Material for the task: Begin

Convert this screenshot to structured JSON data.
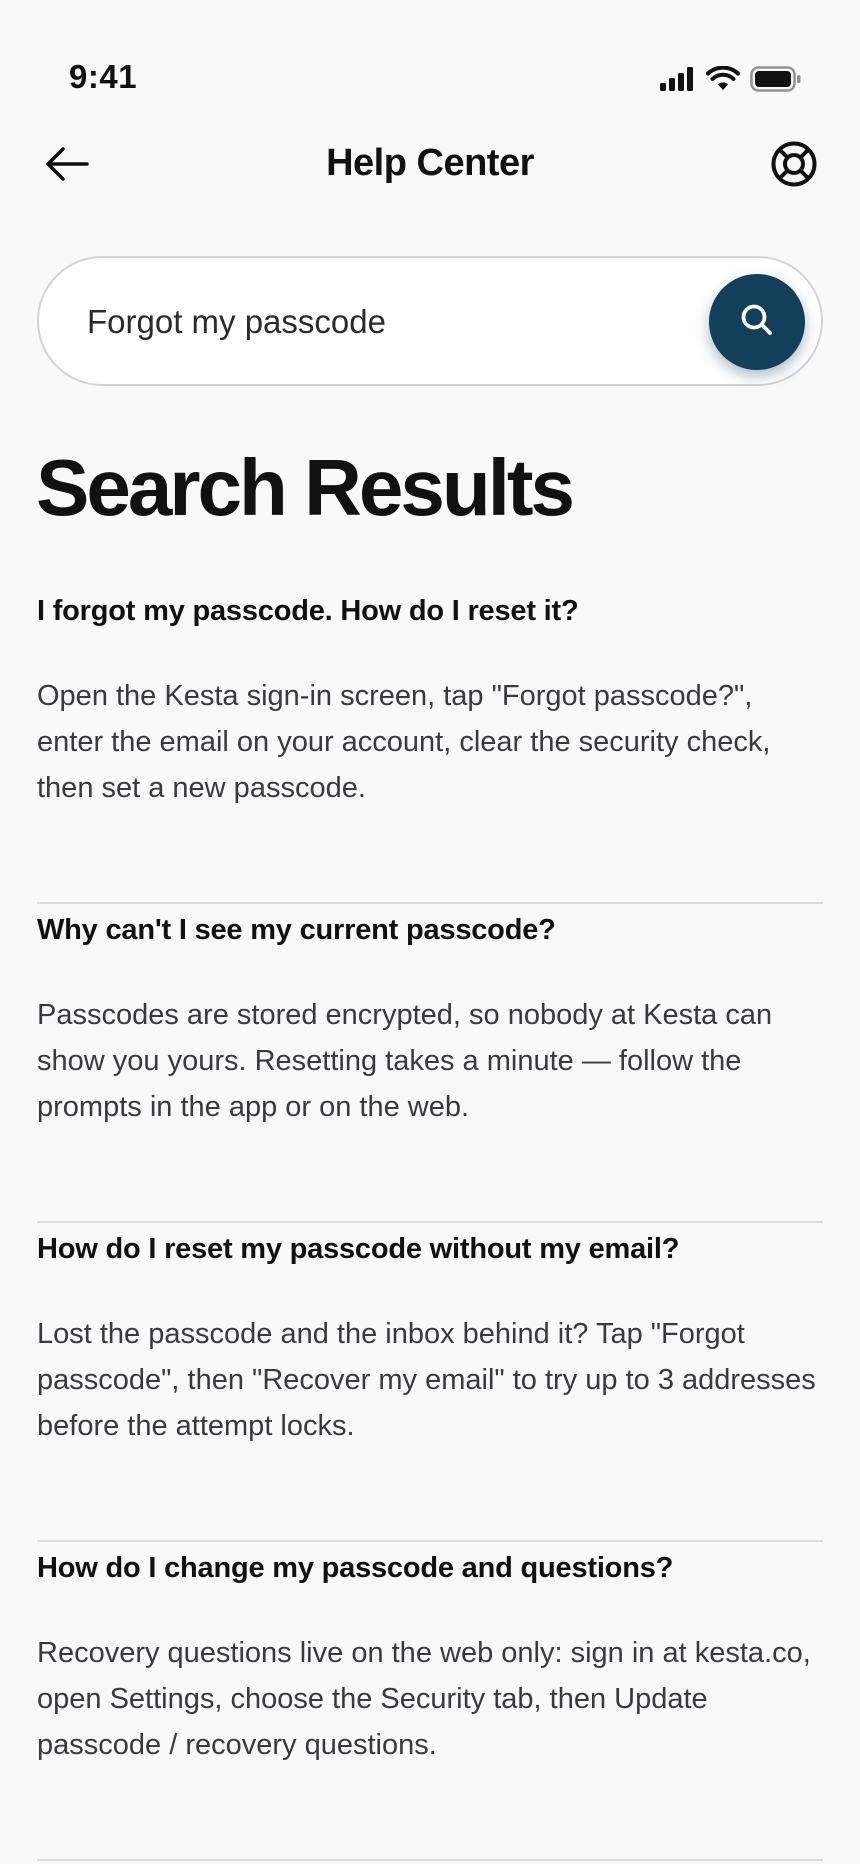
{
  "status_bar": {
    "time": "9:41"
  },
  "nav": {
    "title": "Help Center",
    "back_icon": "arrow-left-icon",
    "help_icon": "lifebuoy-icon"
  },
  "search": {
    "value": "Forgot my passcode",
    "button_color": "#133f5b"
  },
  "results": {
    "title": "Search Results",
    "items": [
      {
        "question": "I forgot my passcode. How do I reset it?",
        "answer": "Open the Kesta sign-in screen, tap \"Forgot passcode?\", enter the email on your account, clear the security check, then set a new passcode."
      },
      {
        "question": "Why can't I see my current passcode?",
        "answer": "Passcodes are stored encrypted, so nobody at Kesta can show you yours. Resetting takes a minute — follow the prompts in the app or on the web."
      },
      {
        "question": "How do I reset my passcode without my email?",
        "answer": "Lost the passcode and the inbox behind it? Tap \"Forgot passcode\", then \"Recover my email\" to try up to 3 addresses before the attempt locks."
      },
      {
        "question": "How do I change my passcode and questions?",
        "answer": "Recovery questions live on the web only: sign in at kesta.co, open Settings, choose the Security tab, then Update passcode / recovery questions."
      }
    ]
  }
}
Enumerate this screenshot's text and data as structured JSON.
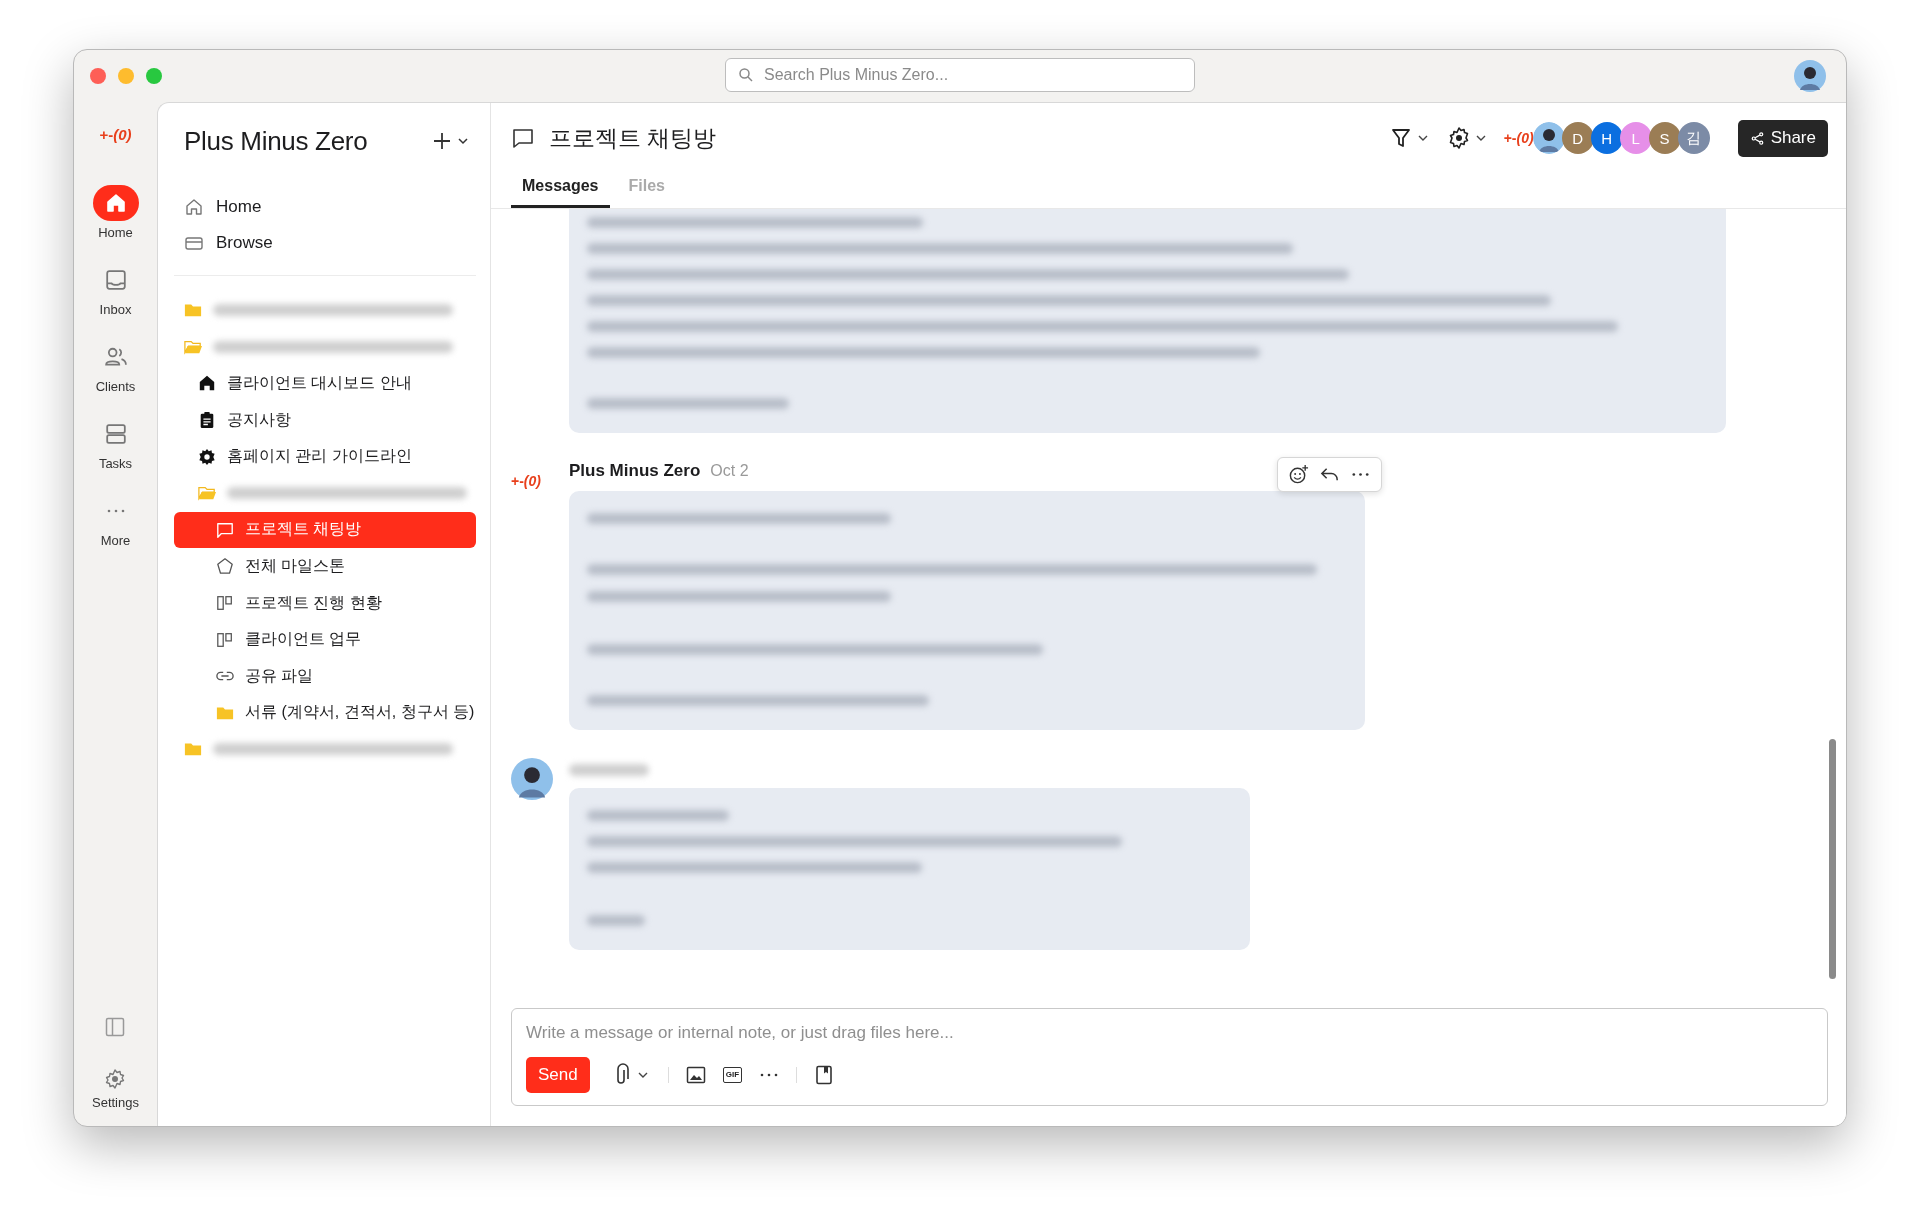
{
  "window": {
    "search_placeholder": "Search Plus Minus Zero..."
  },
  "rail": {
    "logo": "+-*(0)*",
    "items": [
      {
        "kind": "home",
        "label": "Home",
        "selected": true
      },
      {
        "kind": "inbox",
        "label": "Inbox",
        "selected": false
      },
      {
        "kind": "clients",
        "label": "Clients",
        "selected": false
      },
      {
        "kind": "tasks",
        "label": "Tasks",
        "selected": false
      },
      {
        "kind": "more",
        "label": "More",
        "selected": false
      }
    ],
    "bottom": [
      {
        "kind": "panel"
      },
      {
        "kind": "settings",
        "label": "Settings"
      }
    ]
  },
  "sidebar": {
    "title": "Plus Minus Zero",
    "nav": [
      {
        "kind": "home",
        "label": "Home"
      },
      {
        "kind": "browse",
        "label": "Browse"
      }
    ],
    "tree": [
      {
        "kind": "folder",
        "selected": false
      },
      {
        "kind": "folder-open",
        "selected": false,
        "children": [
          {
            "kind": "home",
            "label": "클라이언트 대시보드 안내",
            "selected": false
          },
          {
            "kind": "clipboard",
            "label": "공지사항",
            "selected": false
          },
          {
            "kind": "gear",
            "label": "홈페이지 관리 가이드라인",
            "selected": false
          },
          {
            "kind": "folder-open",
            "selected": false,
            "children": [
              {
                "kind": "chat",
                "label": "프로젝트 채팅방",
                "selected": true
              },
              {
                "kind": "pentagon",
                "label": "전체 마일스톤",
                "selected": false
              },
              {
                "kind": "board",
                "label": "프로젝트 진행 현황",
                "selected": false
              },
              {
                "kind": "board",
                "label": "클라이언트 업무",
                "selected": false
              },
              {
                "kind": "link",
                "label": "공유 파일",
                "selected": false
              },
              {
                "kind": "folder",
                "label": "서류 (계약서, 견적서, 청구서 등)",
                "selected": false
              }
            ]
          }
        ]
      },
      {
        "kind": "folder",
        "selected": false
      }
    ]
  },
  "channel": {
    "title": "프로젝트 채팅방",
    "tabs": [
      {
        "label": "Messages",
        "selected": true
      },
      {
        "label": "Files",
        "selected": false
      }
    ],
    "logo": "+-*(0)*",
    "members": [
      {
        "kind": "photo"
      },
      {
        "kind": "initial",
        "initial": "D",
        "color": "#9b7d55"
      },
      {
        "kind": "initial",
        "initial": "H",
        "color": "#0b6fe0"
      },
      {
        "kind": "initial",
        "initial": "L",
        "color": "#e68fe8"
      },
      {
        "kind": "initial",
        "initial": "S",
        "color": "#9b7d55"
      },
      {
        "kind": "initial",
        "initial": "김",
        "color": "#7c8ba6"
      }
    ],
    "share": "Share"
  },
  "messages": [
    {
      "kind": "continued",
      "hovered": false
    },
    {
      "kind": "brand",
      "logo": "+-*(0)*",
      "author": "Plus Minus Zero",
      "time": "Oct 2",
      "hovered": true
    },
    {
      "kind": "user",
      "hovered": false
    }
  ],
  "composer": {
    "placeholder": "Write a message or internal note, or just drag files here...",
    "send": "Send",
    "gif": "GIF"
  }
}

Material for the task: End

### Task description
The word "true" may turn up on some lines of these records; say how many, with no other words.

### Result
4